Case study ; Chestnut Grove Academy
To establish development at Chestnut Grove Academy to add value to the curriculum, upgrade facilities, and provide enrichment opportunities.
Chestnut Grove Academy is an 11-19 mixed partially selective secondary school with academy status in Balham, London. Chestnut Grove School was formed in 1986, by the amalgamation of Henry Thornton School and Hydeburn School.
It became an academy in July 2011 and has 1,000 pupils.
The governors of Chestnut Grove Academy first started discussing development in 2010. The board at this time included some governors with business expertise, who understood the need for investment in fundraising, to raise additional funds.
The school at this point however, was not ready. The governors started carrying out their due diligence, researching how professional fundraising might work within the school, talking to other schools who had introduced a development role, and investing time in shifting the culture of the school to one that would accept an investment in a fundraising role.
With a new head in 2014 and outstanding achieved in Ofsted, there came the opportunity to focus on the long—term future of the school and how to maintain this level of success. At the same time, Chestnut Grove became an academy. This gave the school increased independence and greater influence over its strategic direction and financial decisions, but equally there was concern around future funding for the school.
The governing body, in conjunction with the business manager, made the decision to move forward development, based on the three year financial projection which showed a clear deficit on the horizon. The board of governors appointed a development manager in January 2015. Initially, the new role reported into the business manager, and sat in an office on her own but this was not as effective as it could have been, as it divorced the development manager from the support available to her from the governing body.
To date, the development manager has raised over £400,000 towards a variety of projects for the school and wider community, from new 36 pitches to equipment for the DT department.
The Board of governors
‘Initially the development manager reported into the business manager and was in an office on her own, but this didn't work as she was not involved in school life. Now the development manager sits in the central office and reports into the headmaster. They have weekly catch ups, the headmaster can re—enforce fundraising messages to all staff, and he also plays an important role in celebrating fundraising success — development has become part of the fabric of the school. The post has shifted the mind—set from dependence only on central funds to seeing provision as part of a mixed economy and that young people and parents can get involved. The development manager's link to the Friends of Chestnut Grove has widened stakeholders involvement and engendered an excitement around fundraising, thus reducing fears about the future and a desire to seek out what is possible.’ (Judi Dumont—Barter, Governor, Chestnut Grove Academy)
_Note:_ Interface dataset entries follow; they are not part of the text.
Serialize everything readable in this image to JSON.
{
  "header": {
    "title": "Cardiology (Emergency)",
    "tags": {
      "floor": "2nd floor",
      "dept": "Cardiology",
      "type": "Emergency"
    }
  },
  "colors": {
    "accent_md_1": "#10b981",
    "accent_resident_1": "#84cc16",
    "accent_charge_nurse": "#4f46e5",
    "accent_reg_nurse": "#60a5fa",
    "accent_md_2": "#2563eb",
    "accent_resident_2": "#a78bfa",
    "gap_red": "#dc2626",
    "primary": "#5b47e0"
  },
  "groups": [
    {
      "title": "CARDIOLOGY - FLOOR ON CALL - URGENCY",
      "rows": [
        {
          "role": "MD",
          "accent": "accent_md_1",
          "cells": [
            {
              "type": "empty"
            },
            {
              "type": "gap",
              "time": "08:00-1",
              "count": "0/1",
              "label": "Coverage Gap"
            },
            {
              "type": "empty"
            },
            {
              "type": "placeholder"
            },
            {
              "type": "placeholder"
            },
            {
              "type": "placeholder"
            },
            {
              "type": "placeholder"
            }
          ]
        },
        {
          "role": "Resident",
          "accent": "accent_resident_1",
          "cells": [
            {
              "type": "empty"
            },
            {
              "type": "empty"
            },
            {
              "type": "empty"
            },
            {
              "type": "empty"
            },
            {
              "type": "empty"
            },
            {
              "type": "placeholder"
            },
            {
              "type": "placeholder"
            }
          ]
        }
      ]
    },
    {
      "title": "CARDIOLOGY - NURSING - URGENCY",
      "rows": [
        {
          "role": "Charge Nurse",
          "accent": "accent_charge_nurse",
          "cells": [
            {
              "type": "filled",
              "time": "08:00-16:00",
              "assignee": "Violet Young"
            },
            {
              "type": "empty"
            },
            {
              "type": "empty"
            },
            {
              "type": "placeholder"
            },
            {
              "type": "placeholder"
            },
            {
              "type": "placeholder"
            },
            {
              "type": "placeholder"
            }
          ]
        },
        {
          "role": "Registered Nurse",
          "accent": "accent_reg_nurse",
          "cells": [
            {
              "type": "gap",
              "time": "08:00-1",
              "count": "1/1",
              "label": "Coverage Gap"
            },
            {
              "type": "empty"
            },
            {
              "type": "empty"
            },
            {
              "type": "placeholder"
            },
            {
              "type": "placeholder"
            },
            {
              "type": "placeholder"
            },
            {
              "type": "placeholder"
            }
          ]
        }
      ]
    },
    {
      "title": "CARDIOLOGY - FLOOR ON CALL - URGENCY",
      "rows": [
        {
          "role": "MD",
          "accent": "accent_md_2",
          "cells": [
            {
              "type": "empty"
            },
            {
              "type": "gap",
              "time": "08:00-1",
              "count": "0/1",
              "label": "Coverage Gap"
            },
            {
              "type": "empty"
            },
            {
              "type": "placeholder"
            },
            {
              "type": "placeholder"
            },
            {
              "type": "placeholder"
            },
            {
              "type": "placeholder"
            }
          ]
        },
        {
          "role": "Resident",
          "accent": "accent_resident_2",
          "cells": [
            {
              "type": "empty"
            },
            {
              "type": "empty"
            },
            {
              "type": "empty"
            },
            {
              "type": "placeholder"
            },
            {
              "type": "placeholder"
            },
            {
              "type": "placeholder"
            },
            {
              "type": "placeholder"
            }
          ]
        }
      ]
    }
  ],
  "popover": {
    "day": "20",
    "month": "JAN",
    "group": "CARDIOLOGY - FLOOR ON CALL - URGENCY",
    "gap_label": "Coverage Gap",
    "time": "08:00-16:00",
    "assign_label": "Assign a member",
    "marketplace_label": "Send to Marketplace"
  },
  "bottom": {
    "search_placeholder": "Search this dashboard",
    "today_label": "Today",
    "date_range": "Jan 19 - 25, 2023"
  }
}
‘The ethos of the school is that we are one community. The headteacher and governors lead by example, the headteacher is involved in our school's gardening club, and the governors are all hands on and always available if! need them. Everyone is encouraged to give no matter how big or small. Initially, I think I tried to introduce too much, and some of the schemes I set up were particularly labour intensive. I've been working with the Friends of Chestnut Grove to provide further support. It's important to find a happy balance between community engagement and fundraising (Sharon Noble, Development Manager, Chestnut Grove Academy)
‘The development manager's role is about more than just fundraising. Yes to date, we have raised over £400,000 for improvements to the school and to provide further opportunities for our young people, but what's just as important is we have been able to engage with and support the local community. Investing in development has been transformational both for our school and for our community.’ (Christian Kingsley, Headteacher, Chestnut Grove Academy)
Headteacher and governors
1. Do your homework: carry out your research, talk to other schools, ask for advice from the IDPE community, this will both provide reassurance and mitigate the risk.
2. Manage expectations: set a strategy that has short, medium and long-term goals, consider what are the quick wins that will encourage staff support, what are the medium-term projects that can really make a difference and what is your ultimate long-term goal that might take a number of years to achieve.
3. Take a leap of faith: you can spend a lot of time worrying about how much it is going to cost, what will staff and parents think about the school investing in professional fundraising, but if you have done your homework and managed expectations, then it's time to take the leap. 4. Keep communication lines open always: an open door policy is key, so that development does not appear secretive but shared.
1. Take time to plan and get to know everyone: particularly if fundraising is something new to the school — all staff will need time to get to know you and to understand how fundraising works, ask teachers what they want and try to get some quick wins to show to colleagues the difference you can make.
2. Start small and build incrementally: Rome wasn't built in a day, pilot different activities to see what works, what your community will get involved in, what is likely to grow before investing significant amount of time and resource into a project.
3. Bring biscuits to every meeting: it helps break the ice and shows you giving right from the outset.
With special thanks to Judi Dumont-Barter, Governor; Christian Kingsley, Headteacher; and Sharon Noble, Development Manager; Chestnut Grove Academy.